Dunno if its the same where you live but in NZ you can pick up knit merino RTW everywhere with kids tops priced $30+ for a merino long sleeve T. OK so you know what kids are like, they wear their lovely woollies to kindy to keep warm. And there they manage to cover their soft merino warmth in paint, glue, ink and/or dye, punch holes in it and then promptly grow out of it. All in a few short weeks, if it lasts that long.
So, I make my kids’ merino pre-school tops and look for bargain bin merino pieces whenever I can. Sometimes I find good quality end of roll meter lengths for $5 or so but more often its inferior quality fabric which changes shape randomly when washed. It doesn’t have to be perfect for pre-school though so I mostly don’t mind.

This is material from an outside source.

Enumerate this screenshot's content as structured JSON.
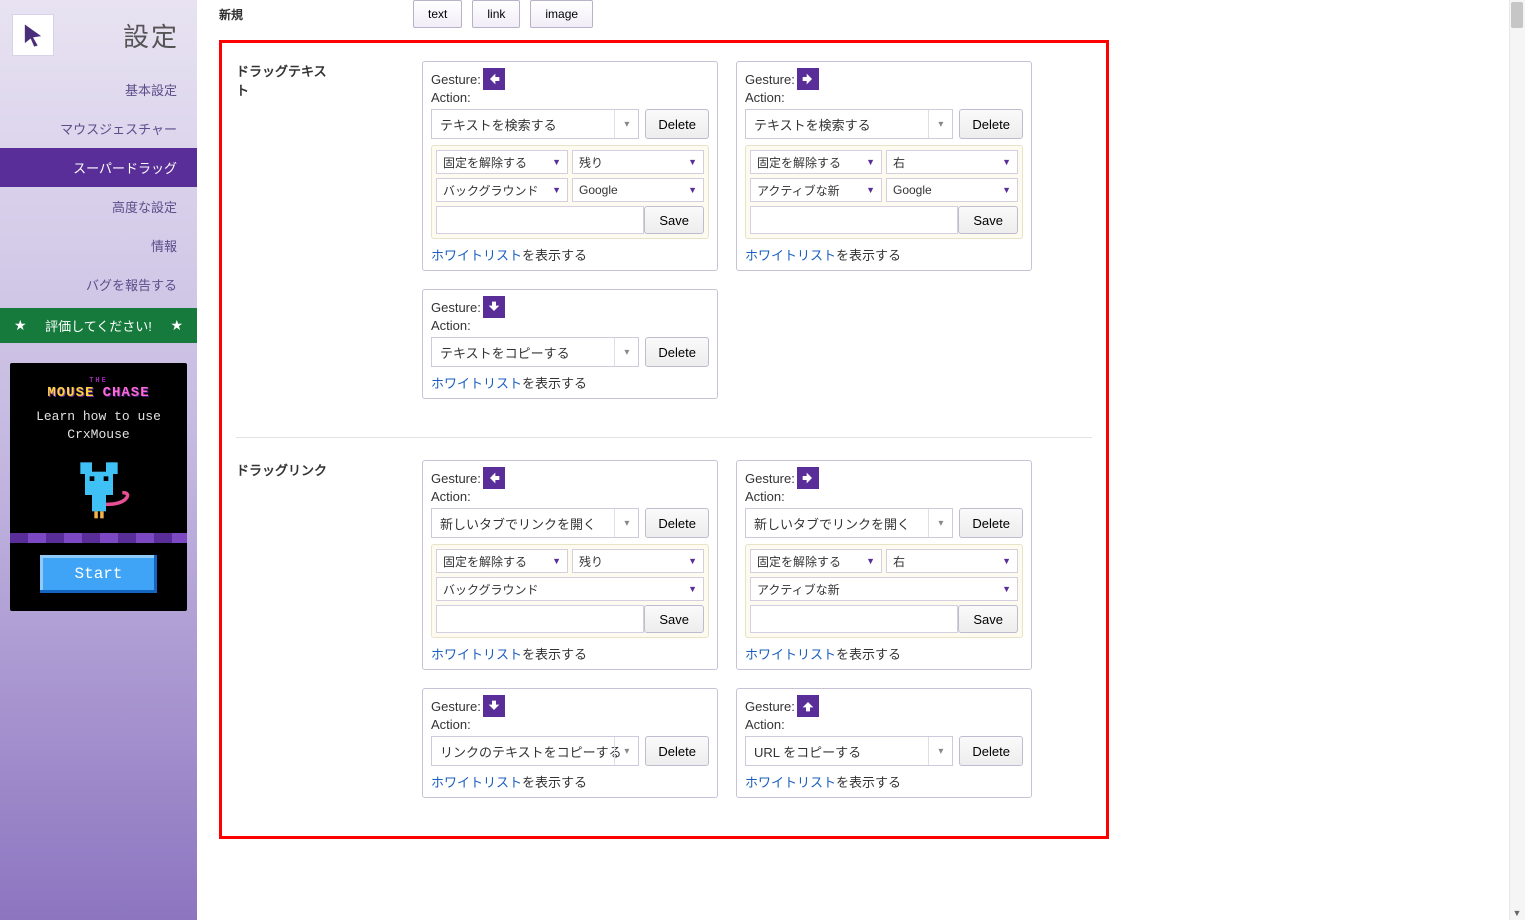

Anyway, I have learned a thing or two from reading some of the wonderful blogs out there and I always stitch bias tape into shoulder seams when sewing knit tops, whatever the fabric. From experience I now know that when using super stretchy or poor quality knits I also need to stabilise the back collar seam so this won’t budge either. Great, but I tell you the rest of the garment sure does get out of whack – sack with collar and sleeves after a few washes.
Check this out – the jumper on top has been washed about five times and has held its shape well so far but the purple one underneath? Not so much. It has been washed a lot, maybe a dozen times, and I didn’t stabilise it across the back collar seam. Can you see the difference in the body and collar widths? Its actually an inch wider at each side seam and half an inch wider on each side of the collar. The sleeves are out too but it was too hard to lay them out flat so you’ll have to take my word for it.

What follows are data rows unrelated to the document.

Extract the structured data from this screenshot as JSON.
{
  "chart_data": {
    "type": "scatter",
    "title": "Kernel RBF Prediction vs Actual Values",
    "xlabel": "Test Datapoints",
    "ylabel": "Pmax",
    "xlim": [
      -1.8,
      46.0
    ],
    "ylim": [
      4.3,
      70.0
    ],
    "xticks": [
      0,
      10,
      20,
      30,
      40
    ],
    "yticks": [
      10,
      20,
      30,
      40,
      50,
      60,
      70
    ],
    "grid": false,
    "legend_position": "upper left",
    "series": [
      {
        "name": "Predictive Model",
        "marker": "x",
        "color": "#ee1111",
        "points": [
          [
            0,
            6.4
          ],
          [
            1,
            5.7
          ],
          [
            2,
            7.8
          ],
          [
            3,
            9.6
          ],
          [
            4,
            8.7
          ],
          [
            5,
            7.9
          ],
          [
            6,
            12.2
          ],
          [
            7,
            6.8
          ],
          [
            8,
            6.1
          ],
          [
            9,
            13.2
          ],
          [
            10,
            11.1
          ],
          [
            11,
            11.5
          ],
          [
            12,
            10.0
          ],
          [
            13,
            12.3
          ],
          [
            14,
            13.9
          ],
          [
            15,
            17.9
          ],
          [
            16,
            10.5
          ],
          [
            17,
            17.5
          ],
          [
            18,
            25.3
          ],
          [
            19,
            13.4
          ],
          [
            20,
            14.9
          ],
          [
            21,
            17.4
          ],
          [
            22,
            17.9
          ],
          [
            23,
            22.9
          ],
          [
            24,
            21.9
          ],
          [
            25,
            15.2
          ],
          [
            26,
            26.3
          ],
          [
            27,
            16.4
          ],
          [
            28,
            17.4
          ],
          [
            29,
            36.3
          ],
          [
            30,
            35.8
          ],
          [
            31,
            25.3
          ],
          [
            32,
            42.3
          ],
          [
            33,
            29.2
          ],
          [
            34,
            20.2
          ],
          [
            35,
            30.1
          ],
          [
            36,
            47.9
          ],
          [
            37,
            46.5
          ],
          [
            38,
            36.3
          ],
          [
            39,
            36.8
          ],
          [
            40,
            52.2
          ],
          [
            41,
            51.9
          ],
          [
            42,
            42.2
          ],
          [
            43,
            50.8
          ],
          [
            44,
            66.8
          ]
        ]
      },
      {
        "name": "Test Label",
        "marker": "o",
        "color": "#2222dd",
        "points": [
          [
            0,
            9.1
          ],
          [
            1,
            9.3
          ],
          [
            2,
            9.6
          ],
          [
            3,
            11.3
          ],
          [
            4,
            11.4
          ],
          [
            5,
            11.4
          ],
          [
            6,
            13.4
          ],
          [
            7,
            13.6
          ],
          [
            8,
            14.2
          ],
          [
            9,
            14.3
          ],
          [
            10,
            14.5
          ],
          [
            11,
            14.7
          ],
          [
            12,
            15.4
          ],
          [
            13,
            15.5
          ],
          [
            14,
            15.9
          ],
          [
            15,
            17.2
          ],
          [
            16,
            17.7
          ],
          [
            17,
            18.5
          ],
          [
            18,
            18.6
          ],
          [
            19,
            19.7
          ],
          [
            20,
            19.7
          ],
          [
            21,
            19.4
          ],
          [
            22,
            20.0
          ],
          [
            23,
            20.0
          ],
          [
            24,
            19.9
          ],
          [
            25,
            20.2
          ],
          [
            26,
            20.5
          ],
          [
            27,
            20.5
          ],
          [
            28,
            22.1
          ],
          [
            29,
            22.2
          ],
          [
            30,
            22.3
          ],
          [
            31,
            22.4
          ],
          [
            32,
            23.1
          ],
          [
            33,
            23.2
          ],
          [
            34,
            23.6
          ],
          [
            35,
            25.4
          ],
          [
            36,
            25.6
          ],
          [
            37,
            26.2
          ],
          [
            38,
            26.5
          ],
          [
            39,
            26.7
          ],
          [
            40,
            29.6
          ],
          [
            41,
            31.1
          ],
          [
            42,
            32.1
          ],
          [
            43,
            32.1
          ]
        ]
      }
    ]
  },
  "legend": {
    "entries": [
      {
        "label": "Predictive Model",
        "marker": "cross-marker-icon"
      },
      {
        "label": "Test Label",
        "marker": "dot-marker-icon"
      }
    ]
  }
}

Anyway I have done my dash with crappy merino fabric now because (hopefully) school wear and tear won’t be quite so harsh. After all, I can get really good quality NZ made soft as soft merino knit for $14/metre up the road. It really isn’t that much considering.